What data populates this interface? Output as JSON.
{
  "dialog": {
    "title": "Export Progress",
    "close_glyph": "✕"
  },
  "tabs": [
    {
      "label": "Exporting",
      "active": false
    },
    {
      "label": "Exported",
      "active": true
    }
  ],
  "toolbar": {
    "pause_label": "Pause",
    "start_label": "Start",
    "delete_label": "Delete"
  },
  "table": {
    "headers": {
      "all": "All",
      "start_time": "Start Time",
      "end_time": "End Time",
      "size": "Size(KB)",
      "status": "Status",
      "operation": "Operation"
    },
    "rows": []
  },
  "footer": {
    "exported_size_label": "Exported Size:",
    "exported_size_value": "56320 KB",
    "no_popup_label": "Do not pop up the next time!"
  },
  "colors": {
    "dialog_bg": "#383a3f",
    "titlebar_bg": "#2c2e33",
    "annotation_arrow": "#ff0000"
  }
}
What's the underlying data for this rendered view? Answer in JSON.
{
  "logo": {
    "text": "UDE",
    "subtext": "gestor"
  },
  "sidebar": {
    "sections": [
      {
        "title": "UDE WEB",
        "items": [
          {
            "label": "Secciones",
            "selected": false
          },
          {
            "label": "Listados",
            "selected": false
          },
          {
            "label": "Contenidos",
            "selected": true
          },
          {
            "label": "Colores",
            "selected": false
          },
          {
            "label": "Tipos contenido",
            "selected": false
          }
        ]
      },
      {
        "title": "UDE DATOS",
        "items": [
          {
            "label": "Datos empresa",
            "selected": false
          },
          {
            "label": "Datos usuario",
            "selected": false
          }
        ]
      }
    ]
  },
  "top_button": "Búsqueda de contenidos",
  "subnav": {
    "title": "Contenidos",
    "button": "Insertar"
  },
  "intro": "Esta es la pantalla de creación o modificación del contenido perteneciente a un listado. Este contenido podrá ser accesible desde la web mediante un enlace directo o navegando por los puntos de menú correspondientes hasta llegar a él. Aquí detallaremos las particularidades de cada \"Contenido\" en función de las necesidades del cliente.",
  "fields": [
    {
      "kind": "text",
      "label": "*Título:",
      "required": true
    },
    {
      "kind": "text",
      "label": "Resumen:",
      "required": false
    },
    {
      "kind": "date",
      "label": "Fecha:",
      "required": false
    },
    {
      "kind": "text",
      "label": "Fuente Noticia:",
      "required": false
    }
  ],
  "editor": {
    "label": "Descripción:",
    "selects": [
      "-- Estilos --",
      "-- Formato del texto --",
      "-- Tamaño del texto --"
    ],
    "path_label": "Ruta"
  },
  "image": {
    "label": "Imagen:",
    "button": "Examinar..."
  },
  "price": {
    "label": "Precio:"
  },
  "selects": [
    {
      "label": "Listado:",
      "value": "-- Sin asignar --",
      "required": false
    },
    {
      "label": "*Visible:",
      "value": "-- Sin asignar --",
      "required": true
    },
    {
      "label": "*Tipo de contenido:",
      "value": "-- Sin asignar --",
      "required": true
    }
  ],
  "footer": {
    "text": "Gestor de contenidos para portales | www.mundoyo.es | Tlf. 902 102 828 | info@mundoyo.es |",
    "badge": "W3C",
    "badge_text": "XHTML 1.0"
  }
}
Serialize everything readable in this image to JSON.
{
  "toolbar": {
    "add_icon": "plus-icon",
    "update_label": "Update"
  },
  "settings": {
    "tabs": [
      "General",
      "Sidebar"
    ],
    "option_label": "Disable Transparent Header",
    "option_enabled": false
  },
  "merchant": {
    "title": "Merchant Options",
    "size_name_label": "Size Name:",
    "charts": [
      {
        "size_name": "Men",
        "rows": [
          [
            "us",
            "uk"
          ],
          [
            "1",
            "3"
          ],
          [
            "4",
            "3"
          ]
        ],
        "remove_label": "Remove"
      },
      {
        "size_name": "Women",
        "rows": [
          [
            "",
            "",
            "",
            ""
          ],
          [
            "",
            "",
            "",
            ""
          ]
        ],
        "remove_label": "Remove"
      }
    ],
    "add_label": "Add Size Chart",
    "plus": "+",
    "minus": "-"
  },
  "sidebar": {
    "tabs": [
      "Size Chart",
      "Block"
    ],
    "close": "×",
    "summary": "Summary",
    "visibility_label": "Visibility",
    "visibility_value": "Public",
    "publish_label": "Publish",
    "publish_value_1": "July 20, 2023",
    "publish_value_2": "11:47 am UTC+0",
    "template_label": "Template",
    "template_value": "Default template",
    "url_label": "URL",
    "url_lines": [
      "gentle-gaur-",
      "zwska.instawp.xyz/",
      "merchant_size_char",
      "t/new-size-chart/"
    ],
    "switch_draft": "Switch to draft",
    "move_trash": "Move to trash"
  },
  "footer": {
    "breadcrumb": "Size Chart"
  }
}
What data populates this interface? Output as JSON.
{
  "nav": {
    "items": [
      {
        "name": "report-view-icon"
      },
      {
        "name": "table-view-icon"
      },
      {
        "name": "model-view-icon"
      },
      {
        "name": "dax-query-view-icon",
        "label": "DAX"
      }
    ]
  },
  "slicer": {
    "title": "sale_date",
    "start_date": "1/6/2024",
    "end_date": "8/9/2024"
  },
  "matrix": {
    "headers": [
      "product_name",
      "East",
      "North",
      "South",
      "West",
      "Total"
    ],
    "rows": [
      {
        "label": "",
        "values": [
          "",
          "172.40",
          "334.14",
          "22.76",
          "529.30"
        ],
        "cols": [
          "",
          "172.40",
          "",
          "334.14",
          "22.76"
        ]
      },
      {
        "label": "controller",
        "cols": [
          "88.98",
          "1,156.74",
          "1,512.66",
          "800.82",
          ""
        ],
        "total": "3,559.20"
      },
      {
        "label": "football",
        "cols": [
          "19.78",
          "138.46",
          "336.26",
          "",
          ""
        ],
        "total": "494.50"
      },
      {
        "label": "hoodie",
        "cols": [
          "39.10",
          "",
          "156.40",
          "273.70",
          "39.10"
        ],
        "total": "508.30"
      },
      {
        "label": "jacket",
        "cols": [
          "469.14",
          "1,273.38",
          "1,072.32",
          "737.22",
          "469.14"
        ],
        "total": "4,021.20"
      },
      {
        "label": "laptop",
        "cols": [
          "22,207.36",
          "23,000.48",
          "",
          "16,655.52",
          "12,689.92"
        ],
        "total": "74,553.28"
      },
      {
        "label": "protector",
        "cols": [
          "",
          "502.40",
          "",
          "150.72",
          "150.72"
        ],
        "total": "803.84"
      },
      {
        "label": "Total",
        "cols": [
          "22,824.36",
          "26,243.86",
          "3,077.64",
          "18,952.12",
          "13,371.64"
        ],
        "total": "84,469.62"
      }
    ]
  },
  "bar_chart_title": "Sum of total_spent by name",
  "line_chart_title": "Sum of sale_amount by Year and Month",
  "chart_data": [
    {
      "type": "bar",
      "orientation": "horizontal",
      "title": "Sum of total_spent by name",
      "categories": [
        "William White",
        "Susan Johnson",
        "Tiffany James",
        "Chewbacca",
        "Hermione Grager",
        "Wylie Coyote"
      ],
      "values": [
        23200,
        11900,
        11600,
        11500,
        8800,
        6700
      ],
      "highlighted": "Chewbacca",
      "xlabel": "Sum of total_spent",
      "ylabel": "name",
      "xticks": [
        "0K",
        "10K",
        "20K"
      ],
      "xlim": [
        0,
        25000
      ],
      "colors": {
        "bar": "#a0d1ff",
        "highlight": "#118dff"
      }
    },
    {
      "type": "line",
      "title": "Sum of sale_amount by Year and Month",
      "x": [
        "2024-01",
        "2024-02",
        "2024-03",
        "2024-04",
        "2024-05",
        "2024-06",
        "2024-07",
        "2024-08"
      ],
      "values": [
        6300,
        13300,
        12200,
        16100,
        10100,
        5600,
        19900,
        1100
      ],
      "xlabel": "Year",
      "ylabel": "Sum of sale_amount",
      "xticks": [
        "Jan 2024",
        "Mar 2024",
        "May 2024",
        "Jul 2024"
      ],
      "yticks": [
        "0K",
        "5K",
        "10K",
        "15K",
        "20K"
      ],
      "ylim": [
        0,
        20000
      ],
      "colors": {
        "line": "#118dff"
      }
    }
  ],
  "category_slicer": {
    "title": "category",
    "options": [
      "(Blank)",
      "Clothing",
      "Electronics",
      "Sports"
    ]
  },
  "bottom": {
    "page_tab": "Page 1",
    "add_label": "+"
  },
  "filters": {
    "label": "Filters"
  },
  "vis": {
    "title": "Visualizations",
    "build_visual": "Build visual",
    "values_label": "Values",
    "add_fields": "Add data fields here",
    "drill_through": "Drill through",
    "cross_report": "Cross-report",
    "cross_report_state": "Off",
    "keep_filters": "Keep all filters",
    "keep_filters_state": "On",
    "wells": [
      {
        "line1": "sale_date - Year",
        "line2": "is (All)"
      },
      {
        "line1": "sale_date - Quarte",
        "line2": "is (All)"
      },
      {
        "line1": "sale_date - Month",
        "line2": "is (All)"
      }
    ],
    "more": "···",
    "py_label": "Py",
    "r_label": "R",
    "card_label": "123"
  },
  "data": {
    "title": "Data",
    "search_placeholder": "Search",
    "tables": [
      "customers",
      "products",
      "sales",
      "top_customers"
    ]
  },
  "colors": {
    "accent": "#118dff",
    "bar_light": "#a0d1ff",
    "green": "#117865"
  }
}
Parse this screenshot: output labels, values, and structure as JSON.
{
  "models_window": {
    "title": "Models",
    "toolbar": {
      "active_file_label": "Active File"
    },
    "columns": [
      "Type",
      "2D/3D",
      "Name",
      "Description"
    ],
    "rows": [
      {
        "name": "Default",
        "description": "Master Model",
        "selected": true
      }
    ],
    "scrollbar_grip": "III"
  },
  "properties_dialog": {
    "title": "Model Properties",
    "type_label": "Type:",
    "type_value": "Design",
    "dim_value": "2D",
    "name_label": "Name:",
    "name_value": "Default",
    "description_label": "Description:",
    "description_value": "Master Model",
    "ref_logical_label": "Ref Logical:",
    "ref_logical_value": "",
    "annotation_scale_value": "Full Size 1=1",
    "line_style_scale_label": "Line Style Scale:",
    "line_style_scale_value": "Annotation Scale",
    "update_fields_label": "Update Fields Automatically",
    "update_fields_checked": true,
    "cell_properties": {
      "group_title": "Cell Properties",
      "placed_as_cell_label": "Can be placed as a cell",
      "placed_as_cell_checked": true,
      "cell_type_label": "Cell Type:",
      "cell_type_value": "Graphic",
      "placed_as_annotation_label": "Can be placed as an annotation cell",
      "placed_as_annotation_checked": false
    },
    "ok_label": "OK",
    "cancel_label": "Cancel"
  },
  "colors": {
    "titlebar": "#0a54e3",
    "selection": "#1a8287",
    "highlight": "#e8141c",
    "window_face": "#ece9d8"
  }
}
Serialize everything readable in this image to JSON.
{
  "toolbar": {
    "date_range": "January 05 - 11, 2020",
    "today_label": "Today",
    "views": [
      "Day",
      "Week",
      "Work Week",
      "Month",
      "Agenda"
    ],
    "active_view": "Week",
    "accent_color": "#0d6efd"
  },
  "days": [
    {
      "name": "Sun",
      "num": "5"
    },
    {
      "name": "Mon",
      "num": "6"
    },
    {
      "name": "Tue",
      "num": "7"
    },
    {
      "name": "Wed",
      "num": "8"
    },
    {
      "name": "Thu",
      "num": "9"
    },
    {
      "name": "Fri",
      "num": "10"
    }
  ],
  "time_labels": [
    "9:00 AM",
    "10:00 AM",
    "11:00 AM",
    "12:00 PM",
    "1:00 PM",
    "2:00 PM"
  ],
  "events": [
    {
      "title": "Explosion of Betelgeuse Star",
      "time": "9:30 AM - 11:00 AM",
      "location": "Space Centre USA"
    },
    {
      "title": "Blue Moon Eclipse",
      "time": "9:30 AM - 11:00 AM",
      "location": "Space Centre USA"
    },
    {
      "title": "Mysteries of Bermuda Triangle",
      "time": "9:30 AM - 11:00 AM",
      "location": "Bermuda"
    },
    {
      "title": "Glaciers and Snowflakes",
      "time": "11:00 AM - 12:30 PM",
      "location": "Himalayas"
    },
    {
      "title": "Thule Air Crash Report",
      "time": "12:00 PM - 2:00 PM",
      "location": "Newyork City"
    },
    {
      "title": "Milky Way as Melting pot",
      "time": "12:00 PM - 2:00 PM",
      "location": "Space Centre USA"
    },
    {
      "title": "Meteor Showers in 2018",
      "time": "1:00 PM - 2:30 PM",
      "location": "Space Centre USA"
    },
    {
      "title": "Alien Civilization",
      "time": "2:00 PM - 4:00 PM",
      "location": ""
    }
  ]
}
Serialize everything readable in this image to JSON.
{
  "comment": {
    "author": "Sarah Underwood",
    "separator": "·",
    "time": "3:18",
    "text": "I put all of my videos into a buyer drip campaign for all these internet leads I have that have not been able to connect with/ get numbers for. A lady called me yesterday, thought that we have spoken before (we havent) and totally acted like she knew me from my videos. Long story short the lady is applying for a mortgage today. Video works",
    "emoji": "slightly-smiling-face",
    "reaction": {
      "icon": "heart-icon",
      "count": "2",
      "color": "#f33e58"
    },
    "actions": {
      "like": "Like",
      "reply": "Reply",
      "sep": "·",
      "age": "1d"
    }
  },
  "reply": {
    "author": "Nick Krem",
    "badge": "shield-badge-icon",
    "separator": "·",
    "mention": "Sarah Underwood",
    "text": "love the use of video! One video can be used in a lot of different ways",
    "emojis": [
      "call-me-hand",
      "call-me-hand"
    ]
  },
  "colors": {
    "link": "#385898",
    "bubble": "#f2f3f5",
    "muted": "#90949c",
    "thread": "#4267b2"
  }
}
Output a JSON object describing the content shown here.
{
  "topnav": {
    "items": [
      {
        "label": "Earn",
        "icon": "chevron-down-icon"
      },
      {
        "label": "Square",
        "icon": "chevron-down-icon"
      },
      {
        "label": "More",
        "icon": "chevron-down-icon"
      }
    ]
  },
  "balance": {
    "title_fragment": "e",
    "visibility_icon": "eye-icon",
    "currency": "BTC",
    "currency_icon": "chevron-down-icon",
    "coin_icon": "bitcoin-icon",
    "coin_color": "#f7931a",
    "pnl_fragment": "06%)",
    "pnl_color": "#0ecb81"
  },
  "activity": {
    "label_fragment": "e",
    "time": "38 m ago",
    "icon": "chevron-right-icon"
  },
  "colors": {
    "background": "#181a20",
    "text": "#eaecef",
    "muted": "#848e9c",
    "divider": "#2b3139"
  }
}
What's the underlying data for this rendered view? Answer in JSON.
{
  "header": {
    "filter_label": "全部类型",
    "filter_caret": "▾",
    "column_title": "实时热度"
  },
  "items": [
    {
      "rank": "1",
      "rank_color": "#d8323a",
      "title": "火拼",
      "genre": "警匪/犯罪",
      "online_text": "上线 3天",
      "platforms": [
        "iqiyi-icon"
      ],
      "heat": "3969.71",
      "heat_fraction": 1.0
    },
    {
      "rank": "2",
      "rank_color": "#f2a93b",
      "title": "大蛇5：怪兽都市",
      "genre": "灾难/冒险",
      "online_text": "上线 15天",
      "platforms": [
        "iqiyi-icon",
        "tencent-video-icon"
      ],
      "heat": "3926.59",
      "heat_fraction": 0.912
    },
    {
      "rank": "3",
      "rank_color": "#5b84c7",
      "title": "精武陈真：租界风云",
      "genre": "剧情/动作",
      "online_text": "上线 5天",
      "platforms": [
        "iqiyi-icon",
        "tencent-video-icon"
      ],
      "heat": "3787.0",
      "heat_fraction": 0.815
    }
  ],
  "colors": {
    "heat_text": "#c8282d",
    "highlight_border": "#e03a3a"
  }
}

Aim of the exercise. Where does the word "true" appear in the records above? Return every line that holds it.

Answer area.
      "active": true
            "selected": true
      "required": true
      "required": true
      "required": true
        "selected": true
    "update_fields_checked": true,
      "placed_as_cell_checked": true,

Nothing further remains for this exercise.